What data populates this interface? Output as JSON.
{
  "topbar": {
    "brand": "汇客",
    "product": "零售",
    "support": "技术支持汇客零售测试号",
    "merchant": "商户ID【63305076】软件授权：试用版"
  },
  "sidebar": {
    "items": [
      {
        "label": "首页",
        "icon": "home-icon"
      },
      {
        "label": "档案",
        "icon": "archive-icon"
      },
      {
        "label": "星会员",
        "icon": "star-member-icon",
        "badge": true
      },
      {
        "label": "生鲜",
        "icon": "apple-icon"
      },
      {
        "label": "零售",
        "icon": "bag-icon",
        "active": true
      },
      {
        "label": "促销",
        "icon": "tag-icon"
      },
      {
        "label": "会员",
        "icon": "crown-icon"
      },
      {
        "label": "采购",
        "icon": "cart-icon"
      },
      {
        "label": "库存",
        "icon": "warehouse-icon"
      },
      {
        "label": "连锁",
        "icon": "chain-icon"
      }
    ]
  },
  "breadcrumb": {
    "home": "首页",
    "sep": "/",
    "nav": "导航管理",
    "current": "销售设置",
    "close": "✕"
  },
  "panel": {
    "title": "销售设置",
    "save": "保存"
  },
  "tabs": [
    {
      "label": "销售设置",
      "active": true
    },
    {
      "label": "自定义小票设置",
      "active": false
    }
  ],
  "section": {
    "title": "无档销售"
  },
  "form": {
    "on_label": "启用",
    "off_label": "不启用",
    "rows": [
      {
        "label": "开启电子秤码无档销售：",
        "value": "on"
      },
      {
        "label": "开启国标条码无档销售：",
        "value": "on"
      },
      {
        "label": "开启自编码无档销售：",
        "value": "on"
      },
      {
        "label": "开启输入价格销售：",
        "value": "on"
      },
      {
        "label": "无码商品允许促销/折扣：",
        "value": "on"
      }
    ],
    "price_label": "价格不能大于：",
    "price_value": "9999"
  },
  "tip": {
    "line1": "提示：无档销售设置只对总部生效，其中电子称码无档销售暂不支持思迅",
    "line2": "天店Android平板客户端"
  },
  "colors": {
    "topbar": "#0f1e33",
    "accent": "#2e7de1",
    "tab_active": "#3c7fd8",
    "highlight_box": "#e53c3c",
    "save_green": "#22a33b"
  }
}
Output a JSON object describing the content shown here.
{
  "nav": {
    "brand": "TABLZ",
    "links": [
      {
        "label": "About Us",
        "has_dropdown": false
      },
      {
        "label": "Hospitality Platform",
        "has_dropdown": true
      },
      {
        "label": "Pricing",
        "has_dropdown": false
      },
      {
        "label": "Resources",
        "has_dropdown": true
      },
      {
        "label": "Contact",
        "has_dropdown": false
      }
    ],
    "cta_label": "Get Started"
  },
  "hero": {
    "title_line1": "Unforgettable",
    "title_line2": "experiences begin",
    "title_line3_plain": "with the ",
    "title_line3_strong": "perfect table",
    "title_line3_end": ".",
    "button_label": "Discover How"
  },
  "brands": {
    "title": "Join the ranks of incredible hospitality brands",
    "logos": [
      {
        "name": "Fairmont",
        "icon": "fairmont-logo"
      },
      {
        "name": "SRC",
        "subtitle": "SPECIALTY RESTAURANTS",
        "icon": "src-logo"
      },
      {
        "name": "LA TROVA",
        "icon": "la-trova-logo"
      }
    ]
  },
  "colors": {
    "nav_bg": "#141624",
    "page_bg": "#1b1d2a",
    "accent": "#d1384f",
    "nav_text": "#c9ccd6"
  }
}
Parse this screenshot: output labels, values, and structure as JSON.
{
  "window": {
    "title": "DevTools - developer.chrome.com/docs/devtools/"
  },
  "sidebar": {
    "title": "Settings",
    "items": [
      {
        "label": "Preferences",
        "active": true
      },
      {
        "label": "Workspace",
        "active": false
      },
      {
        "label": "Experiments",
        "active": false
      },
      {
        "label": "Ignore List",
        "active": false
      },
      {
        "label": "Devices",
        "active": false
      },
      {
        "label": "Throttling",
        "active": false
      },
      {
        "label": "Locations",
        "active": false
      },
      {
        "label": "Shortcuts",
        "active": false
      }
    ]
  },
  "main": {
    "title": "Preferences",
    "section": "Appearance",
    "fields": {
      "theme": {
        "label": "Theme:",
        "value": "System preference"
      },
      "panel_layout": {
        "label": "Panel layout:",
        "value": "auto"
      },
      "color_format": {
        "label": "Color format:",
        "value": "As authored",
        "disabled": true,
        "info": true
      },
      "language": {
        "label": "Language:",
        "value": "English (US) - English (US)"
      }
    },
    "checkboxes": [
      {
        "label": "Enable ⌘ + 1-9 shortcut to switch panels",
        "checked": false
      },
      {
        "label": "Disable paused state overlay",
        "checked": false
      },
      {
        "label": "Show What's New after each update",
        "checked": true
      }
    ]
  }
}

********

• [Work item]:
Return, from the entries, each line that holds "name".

• [Written response]:
        "name": "Fairmont",
        "name": "SRC",
        "name": "LA TROVA",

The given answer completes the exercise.